» **Work task**: Reading the data below, count the lines that carry the string "link". Give nothing but the count.

(Component data from apps and pages)
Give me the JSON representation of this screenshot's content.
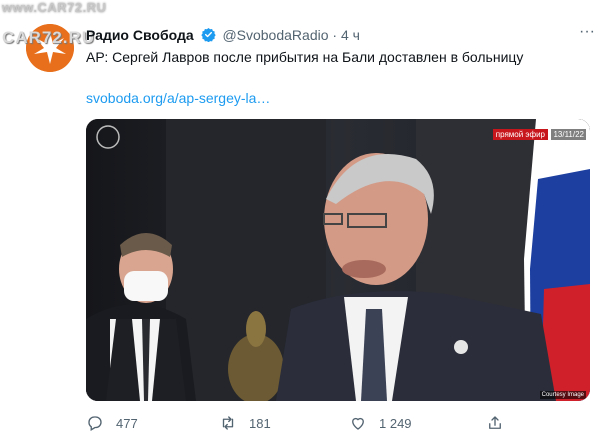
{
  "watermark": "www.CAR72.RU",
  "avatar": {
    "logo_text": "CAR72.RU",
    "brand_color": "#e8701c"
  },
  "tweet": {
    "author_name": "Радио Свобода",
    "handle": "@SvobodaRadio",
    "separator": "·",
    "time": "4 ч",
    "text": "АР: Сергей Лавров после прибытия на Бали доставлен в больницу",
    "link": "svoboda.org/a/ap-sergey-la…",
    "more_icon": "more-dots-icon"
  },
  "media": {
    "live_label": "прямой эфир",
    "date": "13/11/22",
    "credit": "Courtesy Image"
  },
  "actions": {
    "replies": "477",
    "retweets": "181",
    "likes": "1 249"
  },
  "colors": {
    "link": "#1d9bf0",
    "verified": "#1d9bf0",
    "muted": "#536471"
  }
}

» **Reply to the exercise**: 2